It’s an old story, and one that often ends with the same words: “I wasn’t cut out for sales.” Maybe. But probably not. Poor training, inadequate support, and unrealistic expectations can each play a role in disappointing results.
Even so, what causes potentially good salespeople to fail has little or nothing to do with poor sales skills. The real harm is self-inflicted. Salespeople can sabotage themselves. Here are 14 ways that unnsuccessful salespeople tend to wreck their careers:
1. Tell a customer they will take care of something and then don’t do it. Why worry about it? It’s nothing an “I’m sorry,” a little schmoozing, a bouquet of flowers, or a gift card can’t correct. Anyway, it wasn’t that important. That’s not how customers see it. Their actions reveal the truth of who they are.
2. See themselves as special. The “salesperson’s disease” is catching. It’s transmitted by rubbing shoulders with other salespeople. The major symptom is the belief that they’re the reason for the company’s success so that gives them permission to break the rules, and to look down on everyone else. Oh, yes, the disease is fatal.
3. Puff up their record. No salesperson needs to take a course in “The Fine Art of Amplification.” Whether it’s with customers, each other or the boss, exaggeration comes naturally for too many salespeople. And, then, they come to believe their own baloney.
Avoid these behaviors if you hope to success in insurance sales. (Photo: iStock)
4. Avoid asking for help. Many salespeople see themselves as operating on their own, beholden to no one, and totally responsible for their destiny. And that includes asking for help, which they view as a sign of weakness and something they can’t live with—even when it costs them customers.
See also: How to get out of a sales slump
5. Criticize but don’t contribute. You know these salespeople, they’re quick to tell you what’s wrong in every part of the company: why revenues are down, what’s wrong with the product line, or who in management should be dumped. Yet, when asked to contribute their ideas or make suggestions, they have nothing to say. Such behavior pushes them out the door.

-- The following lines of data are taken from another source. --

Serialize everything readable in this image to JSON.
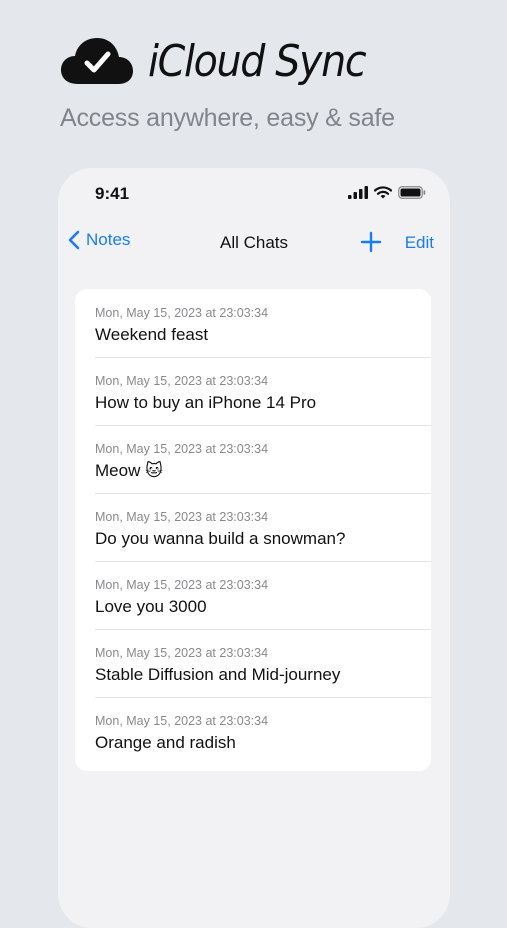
{
  "hero": {
    "icon": "cloud-check-icon",
    "title": "iCloud Sync",
    "subtitle": "Access anywhere,  easy & safe"
  },
  "status_bar": {
    "time": "9:41",
    "icons": [
      "signal-icon",
      "wifi-icon",
      "battery-icon"
    ]
  },
  "navbar": {
    "back_label": "Notes",
    "title": "All Chats",
    "add_icon": "plus-icon",
    "edit_label": "Edit"
  },
  "chats": [
    {
      "date": "Mon, May 15, 2023 at 23:03:34",
      "title": "Weekend feast"
    },
    {
      "date": "Mon, May 15, 2023 at 23:03:34",
      "title": "How to buy an iPhone 14 Pro"
    },
    {
      "date": "Mon, May 15, 2023 at 23:03:34",
      "title": "Meow 🐱"
    },
    {
      "date": "Mon, May 15, 2023 at 23:03:34",
      "title": "Do you wanna build a snowman?"
    },
    {
      "date": "Mon, May 15, 2023 at 23:03:34",
      "title": "Love you 3000"
    },
    {
      "date": "Mon, May 15, 2023 at 23:03:34",
      "title": "Stable Diffusion and Mid-journey"
    },
    {
      "date": "Mon, May 15, 2023 at 23:03:34",
      "title": "Orange and radish"
    }
  ],
  "colors": {
    "accent": "#1a7cf3",
    "background": "#e4e8ec",
    "phone_background": "#f2f2f4"
  }
}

6. Do enough to get by. They’re guided by some preset internal gauge that sets strict limits, letting them go only so far before banging on the brakes. These are outliers to be sure. They’re ignored when there’s a crisis or unexpected crunch. In a word, they’re superfluous to the company’s success.